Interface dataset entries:
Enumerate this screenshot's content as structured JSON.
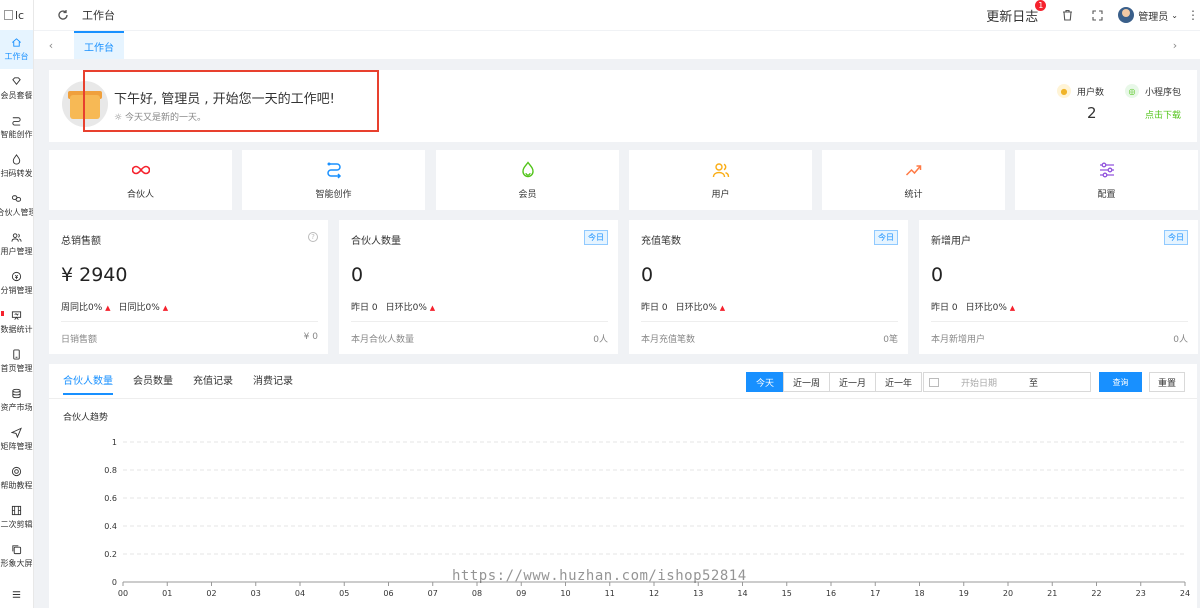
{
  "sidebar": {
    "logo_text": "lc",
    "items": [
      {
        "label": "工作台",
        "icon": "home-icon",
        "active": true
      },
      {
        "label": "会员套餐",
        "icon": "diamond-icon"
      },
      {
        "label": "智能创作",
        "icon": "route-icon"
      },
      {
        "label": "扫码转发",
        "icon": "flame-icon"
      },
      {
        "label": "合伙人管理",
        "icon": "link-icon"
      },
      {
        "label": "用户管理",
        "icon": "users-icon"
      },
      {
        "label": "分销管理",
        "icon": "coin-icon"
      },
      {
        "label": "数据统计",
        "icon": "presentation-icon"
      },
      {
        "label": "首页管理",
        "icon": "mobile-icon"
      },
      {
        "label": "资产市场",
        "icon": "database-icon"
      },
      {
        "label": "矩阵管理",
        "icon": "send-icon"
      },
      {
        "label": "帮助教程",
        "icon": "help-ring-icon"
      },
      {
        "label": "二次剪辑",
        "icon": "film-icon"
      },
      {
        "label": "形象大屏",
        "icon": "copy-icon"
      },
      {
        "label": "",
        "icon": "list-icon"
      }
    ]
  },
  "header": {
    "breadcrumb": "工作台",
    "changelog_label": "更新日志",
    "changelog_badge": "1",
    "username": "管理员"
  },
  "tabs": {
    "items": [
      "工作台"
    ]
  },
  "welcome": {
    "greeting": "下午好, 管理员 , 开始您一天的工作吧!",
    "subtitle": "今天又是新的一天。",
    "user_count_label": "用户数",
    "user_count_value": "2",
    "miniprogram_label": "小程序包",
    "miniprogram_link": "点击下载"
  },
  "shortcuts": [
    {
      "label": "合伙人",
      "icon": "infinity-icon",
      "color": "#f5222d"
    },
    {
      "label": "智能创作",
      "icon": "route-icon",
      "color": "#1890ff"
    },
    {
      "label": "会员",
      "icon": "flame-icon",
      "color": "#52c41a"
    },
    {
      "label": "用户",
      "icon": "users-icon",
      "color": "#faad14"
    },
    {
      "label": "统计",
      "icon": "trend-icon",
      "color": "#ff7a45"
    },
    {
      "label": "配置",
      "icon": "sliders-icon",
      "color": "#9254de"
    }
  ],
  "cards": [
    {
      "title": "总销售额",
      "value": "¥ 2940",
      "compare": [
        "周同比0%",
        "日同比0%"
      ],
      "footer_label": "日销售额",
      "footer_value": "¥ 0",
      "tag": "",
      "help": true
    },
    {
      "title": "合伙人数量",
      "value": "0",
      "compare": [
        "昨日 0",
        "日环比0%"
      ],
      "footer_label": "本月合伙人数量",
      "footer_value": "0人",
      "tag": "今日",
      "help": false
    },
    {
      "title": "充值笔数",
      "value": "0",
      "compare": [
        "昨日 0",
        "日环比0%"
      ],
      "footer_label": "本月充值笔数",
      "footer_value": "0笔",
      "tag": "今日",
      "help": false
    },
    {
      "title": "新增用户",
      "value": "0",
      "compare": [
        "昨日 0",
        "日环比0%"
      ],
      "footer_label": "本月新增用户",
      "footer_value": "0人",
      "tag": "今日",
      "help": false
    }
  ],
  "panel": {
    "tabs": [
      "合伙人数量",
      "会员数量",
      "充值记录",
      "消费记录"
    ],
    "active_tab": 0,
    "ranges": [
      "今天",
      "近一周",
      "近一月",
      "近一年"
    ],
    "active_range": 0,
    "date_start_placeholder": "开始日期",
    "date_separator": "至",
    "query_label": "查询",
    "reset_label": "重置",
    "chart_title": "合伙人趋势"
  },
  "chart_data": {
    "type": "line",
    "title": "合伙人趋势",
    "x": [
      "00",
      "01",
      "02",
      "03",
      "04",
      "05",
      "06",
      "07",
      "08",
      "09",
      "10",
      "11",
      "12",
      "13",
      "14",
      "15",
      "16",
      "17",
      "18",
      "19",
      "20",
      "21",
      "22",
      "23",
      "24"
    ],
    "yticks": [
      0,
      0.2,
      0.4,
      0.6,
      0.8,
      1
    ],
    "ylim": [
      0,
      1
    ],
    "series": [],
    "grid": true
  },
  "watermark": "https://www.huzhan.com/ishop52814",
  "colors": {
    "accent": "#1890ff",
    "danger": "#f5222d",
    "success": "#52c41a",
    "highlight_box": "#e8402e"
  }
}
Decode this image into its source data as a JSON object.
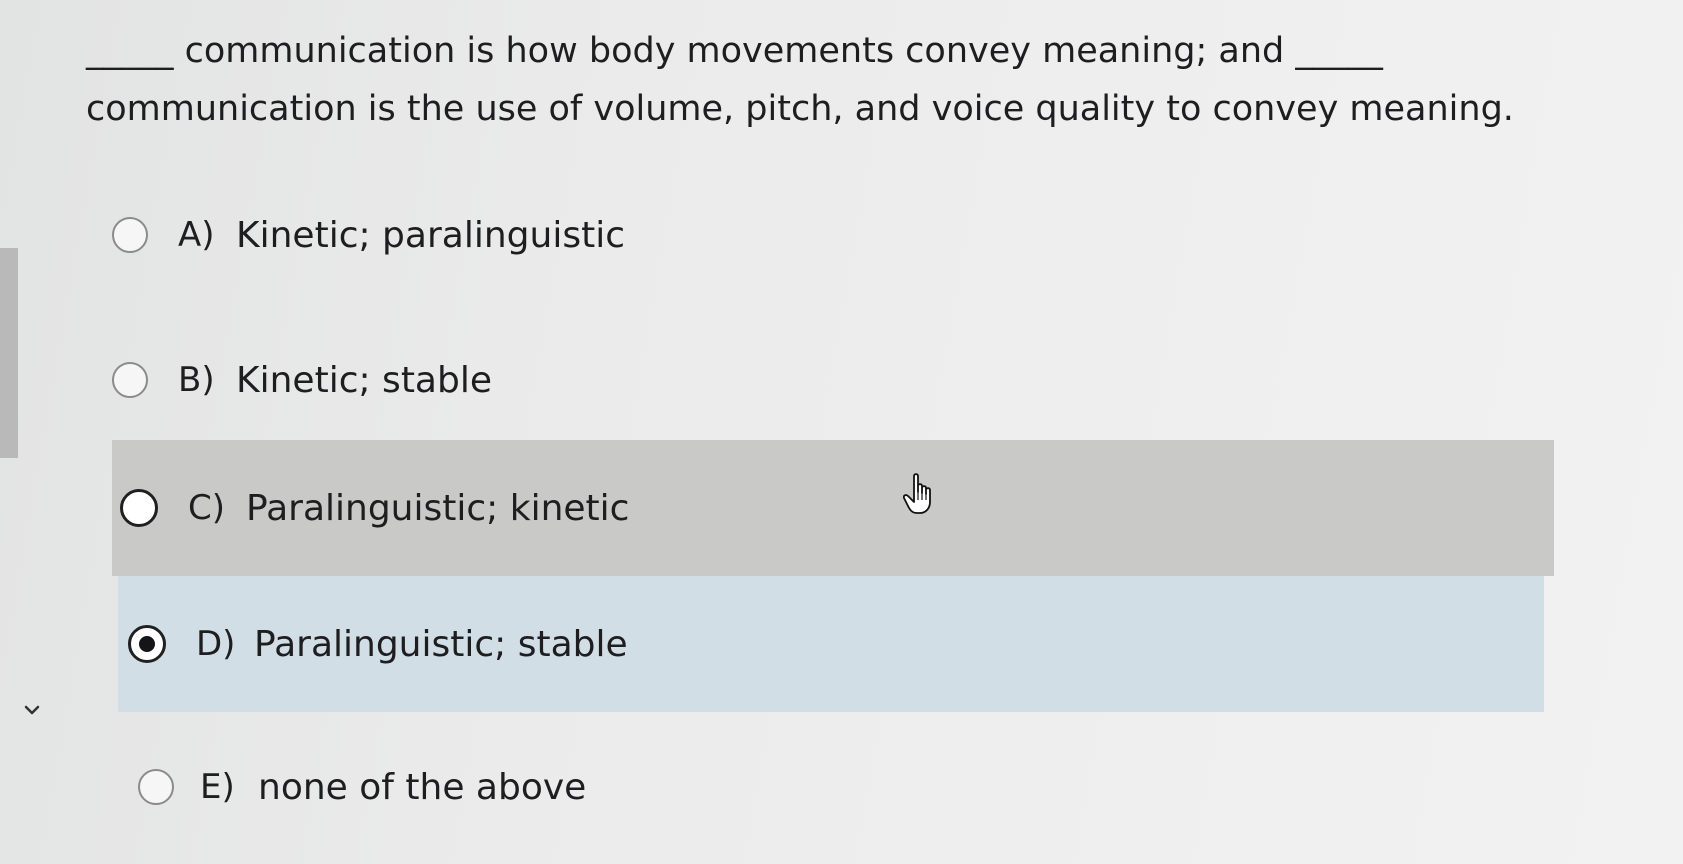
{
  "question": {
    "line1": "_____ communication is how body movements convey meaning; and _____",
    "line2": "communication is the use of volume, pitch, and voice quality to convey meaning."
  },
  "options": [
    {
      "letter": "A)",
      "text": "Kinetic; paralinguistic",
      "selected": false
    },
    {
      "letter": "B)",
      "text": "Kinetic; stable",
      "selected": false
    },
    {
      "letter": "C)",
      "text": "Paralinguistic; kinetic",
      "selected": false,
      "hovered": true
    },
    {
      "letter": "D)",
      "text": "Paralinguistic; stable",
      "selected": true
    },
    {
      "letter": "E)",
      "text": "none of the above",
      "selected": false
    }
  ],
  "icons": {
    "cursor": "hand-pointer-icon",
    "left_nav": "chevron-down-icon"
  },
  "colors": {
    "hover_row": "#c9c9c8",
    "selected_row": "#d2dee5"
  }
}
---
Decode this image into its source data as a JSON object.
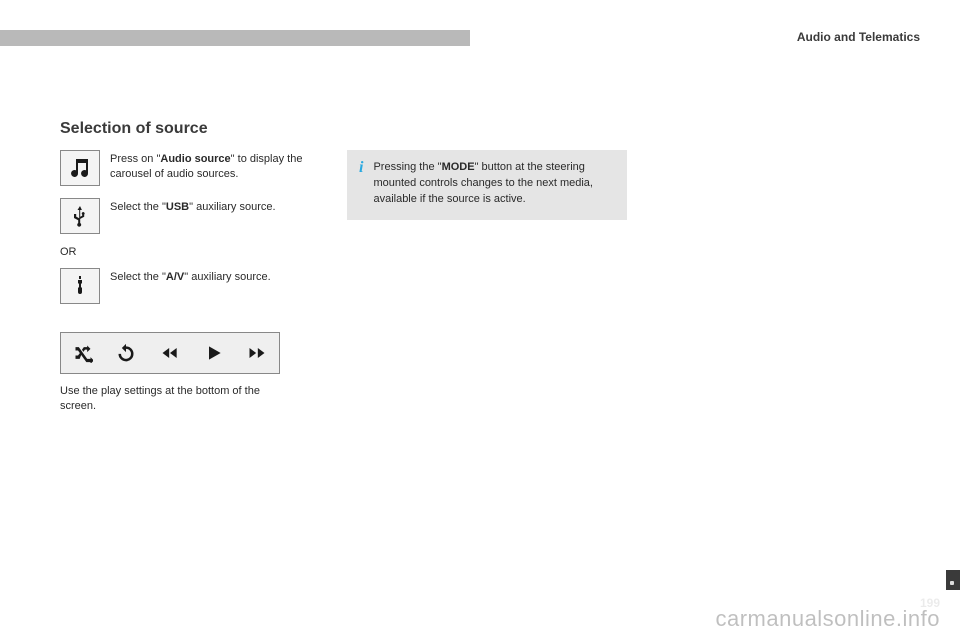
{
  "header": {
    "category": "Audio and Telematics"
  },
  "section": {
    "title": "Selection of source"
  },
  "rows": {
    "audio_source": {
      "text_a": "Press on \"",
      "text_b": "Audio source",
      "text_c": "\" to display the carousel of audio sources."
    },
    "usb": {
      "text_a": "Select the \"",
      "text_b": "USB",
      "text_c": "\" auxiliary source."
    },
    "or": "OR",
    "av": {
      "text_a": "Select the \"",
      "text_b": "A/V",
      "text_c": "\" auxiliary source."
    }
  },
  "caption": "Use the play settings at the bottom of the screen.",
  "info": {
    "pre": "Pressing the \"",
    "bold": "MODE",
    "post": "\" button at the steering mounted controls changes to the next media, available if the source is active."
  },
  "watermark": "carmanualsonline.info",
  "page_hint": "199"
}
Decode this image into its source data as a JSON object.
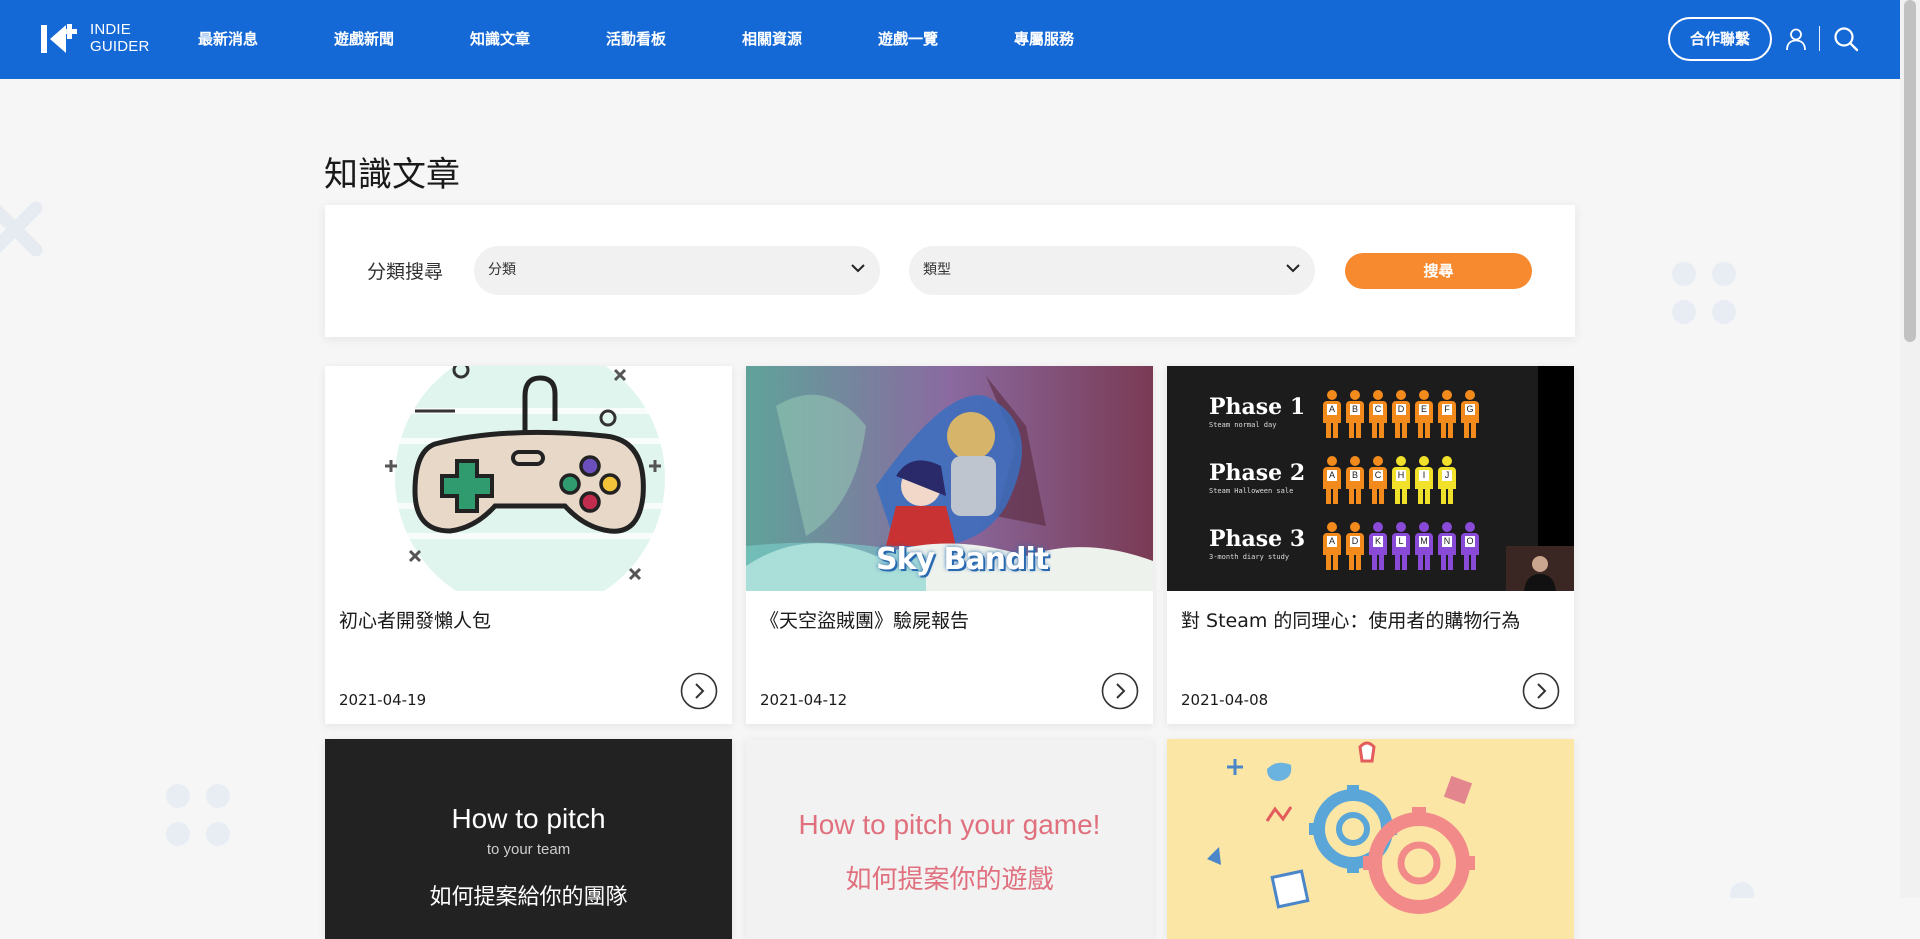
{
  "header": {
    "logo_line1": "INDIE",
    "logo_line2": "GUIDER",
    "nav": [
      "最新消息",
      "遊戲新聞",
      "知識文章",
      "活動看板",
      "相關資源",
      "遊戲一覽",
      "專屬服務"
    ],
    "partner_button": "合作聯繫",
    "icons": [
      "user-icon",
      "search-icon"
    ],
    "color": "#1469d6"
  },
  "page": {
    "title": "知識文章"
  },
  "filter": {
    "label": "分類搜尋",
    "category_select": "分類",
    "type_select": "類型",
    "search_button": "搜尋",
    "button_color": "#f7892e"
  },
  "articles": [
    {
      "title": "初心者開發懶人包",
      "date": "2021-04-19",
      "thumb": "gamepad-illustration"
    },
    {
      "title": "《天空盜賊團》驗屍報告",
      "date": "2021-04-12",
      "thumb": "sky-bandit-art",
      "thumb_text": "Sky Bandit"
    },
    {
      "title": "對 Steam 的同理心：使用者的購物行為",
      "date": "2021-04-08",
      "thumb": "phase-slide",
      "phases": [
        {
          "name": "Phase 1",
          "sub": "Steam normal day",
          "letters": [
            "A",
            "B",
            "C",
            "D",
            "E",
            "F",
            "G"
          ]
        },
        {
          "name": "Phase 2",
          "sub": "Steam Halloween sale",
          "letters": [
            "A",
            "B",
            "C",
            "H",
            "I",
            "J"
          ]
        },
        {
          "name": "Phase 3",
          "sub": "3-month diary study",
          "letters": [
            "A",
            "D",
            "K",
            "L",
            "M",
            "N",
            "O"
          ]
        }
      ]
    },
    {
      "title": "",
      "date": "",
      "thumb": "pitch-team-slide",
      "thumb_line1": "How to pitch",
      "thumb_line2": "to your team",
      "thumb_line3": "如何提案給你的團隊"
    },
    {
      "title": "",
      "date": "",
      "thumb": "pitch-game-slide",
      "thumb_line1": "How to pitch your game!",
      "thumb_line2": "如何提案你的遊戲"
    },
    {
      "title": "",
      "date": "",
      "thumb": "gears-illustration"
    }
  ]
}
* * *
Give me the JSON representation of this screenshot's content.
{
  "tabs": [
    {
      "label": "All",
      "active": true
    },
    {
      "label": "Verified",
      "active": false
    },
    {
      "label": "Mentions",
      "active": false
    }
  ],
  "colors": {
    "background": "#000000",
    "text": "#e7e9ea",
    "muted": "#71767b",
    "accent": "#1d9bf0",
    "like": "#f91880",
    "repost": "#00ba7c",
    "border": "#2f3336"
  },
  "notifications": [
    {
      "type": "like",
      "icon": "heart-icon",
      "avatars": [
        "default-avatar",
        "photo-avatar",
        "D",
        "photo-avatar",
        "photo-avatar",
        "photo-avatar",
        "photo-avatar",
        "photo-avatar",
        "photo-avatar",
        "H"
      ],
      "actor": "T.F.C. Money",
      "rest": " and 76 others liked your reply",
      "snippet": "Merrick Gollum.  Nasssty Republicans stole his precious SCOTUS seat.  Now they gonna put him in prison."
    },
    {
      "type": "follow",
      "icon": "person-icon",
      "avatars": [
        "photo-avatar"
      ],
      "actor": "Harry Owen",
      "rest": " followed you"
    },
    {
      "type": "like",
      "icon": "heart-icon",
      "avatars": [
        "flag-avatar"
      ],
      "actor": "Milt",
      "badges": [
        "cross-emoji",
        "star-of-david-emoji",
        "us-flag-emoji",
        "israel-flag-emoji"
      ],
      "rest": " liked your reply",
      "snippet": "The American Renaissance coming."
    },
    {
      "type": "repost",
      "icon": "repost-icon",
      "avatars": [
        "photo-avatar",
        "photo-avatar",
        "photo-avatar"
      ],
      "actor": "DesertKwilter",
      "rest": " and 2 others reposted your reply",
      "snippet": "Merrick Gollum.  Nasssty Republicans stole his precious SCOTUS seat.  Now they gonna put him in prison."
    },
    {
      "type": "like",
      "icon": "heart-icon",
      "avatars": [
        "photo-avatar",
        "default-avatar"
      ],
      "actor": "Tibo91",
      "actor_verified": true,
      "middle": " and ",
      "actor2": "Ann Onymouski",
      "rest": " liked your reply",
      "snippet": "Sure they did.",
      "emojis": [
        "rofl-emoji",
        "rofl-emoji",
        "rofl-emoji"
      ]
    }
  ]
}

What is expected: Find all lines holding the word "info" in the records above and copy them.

Reply:
  "info": {
  "watermark": "carmanualsonline.info",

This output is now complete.